You may be wondering what the relationship between the stock market and elections is. In the wake of Wednesday’s stock market rally, in which both the Standard & Poor’s 500-stock index and the Dow Jones industrial average rose sharply a day after the midterm elections, pundits suggested that the answer was “quite a bit.”
Such things are easy to speculate about — but harder to prove. The main problem is that the buying and selling of stocks at any given moment is a result of many different factors, and you need to somehow isolate an election’s impact on such trading.
How to do this? One strategy is to focus on how the stock market reacts in the wake of an electoral surprise. When the market is abruptly presented with information at odds with what it has been expecting, you can reasonably assume that any sudden shifts in activity are largely driven by that news.

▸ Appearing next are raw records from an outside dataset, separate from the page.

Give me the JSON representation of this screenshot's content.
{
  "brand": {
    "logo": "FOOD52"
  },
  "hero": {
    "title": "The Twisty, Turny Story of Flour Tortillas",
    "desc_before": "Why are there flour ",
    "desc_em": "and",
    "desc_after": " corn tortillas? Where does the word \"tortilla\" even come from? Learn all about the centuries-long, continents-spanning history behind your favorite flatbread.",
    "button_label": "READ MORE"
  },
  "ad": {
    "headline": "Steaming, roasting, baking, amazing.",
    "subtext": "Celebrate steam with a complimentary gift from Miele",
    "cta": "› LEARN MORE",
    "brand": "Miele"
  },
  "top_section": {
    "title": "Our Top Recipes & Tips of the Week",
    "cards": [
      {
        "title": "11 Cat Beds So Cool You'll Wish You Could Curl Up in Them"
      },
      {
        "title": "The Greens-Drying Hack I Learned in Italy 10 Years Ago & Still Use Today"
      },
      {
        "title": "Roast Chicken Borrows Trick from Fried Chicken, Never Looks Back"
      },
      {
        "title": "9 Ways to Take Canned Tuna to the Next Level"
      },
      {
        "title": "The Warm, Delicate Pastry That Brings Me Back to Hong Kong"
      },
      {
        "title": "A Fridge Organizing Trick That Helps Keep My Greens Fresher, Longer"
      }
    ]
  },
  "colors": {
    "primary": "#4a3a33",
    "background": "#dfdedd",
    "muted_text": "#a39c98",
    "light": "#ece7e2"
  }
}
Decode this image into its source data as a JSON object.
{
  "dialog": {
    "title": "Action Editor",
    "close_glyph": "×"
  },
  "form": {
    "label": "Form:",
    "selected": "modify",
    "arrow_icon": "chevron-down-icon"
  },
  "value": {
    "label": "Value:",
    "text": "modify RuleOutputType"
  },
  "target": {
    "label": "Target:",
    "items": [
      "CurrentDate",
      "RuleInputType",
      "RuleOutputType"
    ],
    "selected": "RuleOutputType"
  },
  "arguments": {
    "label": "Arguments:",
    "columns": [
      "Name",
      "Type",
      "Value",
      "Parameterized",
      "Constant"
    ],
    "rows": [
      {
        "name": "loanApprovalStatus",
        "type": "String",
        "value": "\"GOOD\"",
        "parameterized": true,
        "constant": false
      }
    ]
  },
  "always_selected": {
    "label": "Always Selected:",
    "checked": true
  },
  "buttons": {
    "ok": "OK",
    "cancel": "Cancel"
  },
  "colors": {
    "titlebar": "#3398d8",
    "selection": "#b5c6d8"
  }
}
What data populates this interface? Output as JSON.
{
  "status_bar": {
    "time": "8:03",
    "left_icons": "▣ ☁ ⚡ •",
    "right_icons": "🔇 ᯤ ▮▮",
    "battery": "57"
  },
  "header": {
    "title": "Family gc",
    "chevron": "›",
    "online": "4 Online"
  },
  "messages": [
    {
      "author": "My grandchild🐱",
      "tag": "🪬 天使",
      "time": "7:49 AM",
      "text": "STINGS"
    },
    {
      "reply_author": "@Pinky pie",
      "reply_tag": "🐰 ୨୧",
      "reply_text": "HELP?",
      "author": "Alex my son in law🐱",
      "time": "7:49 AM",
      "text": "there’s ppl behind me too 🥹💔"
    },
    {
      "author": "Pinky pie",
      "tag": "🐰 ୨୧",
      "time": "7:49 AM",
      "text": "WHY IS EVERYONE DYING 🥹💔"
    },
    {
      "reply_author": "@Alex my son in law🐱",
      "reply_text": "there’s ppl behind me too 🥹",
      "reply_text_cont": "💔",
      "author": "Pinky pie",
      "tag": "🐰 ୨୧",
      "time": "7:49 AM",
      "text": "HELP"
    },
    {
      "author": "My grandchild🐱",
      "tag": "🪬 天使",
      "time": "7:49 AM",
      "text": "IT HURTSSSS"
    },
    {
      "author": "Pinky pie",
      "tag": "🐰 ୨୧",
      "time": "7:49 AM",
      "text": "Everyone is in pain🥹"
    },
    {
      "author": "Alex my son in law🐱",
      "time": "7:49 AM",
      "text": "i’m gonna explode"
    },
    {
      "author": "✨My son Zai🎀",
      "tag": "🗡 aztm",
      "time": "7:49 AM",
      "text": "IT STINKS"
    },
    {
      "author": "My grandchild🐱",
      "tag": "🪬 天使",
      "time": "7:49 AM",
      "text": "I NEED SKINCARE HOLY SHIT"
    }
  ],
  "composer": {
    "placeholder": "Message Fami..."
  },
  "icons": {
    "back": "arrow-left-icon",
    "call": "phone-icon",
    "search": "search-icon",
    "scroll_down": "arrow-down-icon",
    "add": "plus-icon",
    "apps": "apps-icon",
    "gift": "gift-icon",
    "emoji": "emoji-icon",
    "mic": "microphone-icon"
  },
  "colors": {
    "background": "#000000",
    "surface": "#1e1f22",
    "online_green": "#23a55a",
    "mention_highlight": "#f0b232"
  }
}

Consider the defeat of the House majority leader, Eric Cantor of Virginia, in a primary election in June. Mr. Cantor’s loss came as a shock to political observers and led to predictions of dire consequences for corporations with ties to him — and perhaps for business more generally. Headlines referred to a “Cantor effect” that was “especially bad news for big business.” Analysts tied Boeing’s stock decline and the Dow Jones’s general decline the next day to Mr. Cantor’s loss.
But did Mr. Cantor’s defeat really matter for firms? Analysts suggests that it didn’t. Studying how firms’ stock prices fared in the wake of that election and found that investors largely greeted Mr. Cantor’s defeat with a collective yawn. The results indicated that over various time ranges around the election, publicly traded companies in the United States whose employees or political action committees had donated to Mr. Cantor’s campaign committee and leadership PAC performed no worse than those that had not, even after accounting for how much they contributed. (In the very few cases where there is a statistical effect, the economic effect is negligible.)